Brewer defends order on illegal immigrantsPosted: Updated:
PHOENIX (AP) -- Gov. Jan Brewer said Tuesday the federal government and parents of young illegal immigrants are at fault as she defended her order denying driver's licenses and other public benefits to those who get work authorizations under a new Obama administration policy.
Brewer said she doesn't hate Hispanics or immigrants but that she's reaffirming the intent of state laws denying public benefits to illegal immigrants.
"I think everybody in Arizona (and) across the country has compassion for those children that have been brought here illegally by their parents," Brewer said. "But it is not our responsibility. It is their parents' responsibility. They need to follow the law."
Brewer's order denying benefits for people who qualify for the deferred deportation policy was criticized by advocates as cold-hearted, misguided and legally questionable.
But it was not surprising in the wake of the Republican governor's battles with President Barack Obama's administration over the state's 2010 immigration enforcement law and related issues.
Brewer reiterated her call for tighter border security. Once the border is secure, Washington can then tackle other immigration-related concerns, she said.
"It's an unfortunate situation, but certainly something that needs to be addressed, and I believe it's the federal government that needs to address that, and they need to do it by changing the law, and they need to work through the Congress and do what they need to do in order to rectify what has taken place," Brewer said.
The federal government said in July that apprehensions for immigration violations had dropped to the lowest level in 40 years, reflecting a decline in illegal immigrants' northbound travel from Mexico. Likely reasons include the economy and increased U.S. enforcement.
Brewer said her order was intended to make sure that state agencies adhere to the intent of state laws denying public benefits to illegal immigrants.
But she also said she's against changing those state laws to allow public benefits for people qualifying for deferred deportation.
"No, I believe people ought to be here legally and they ought to be here with a lawful presence," she said.
Brewer spoke with reporters after casting an early ballot for the state's primary election next week.

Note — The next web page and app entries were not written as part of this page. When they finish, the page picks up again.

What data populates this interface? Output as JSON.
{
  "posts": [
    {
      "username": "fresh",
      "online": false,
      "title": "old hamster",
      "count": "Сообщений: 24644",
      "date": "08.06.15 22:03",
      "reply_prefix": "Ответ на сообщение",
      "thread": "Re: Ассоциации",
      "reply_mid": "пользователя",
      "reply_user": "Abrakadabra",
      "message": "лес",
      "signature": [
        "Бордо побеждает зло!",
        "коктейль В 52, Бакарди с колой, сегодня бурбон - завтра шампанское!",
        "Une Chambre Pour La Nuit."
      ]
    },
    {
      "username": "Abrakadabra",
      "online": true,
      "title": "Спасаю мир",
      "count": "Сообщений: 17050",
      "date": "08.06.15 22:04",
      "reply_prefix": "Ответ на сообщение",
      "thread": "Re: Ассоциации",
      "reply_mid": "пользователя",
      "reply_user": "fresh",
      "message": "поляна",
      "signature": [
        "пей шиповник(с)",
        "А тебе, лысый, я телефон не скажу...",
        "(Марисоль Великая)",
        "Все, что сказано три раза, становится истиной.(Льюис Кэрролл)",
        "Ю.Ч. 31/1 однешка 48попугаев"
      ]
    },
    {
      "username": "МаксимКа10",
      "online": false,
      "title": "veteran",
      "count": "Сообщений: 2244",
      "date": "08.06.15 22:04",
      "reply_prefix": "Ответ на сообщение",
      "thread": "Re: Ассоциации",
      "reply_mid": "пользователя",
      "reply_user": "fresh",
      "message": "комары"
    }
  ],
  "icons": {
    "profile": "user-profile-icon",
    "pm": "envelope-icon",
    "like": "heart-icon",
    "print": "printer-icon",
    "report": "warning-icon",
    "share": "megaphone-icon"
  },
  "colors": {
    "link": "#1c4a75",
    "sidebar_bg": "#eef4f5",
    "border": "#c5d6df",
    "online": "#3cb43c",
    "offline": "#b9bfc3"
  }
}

At a courthouse several blocks away, a federal judge heard arguments on a request by opponents of the 2010 law to block implementation of its most contentious section.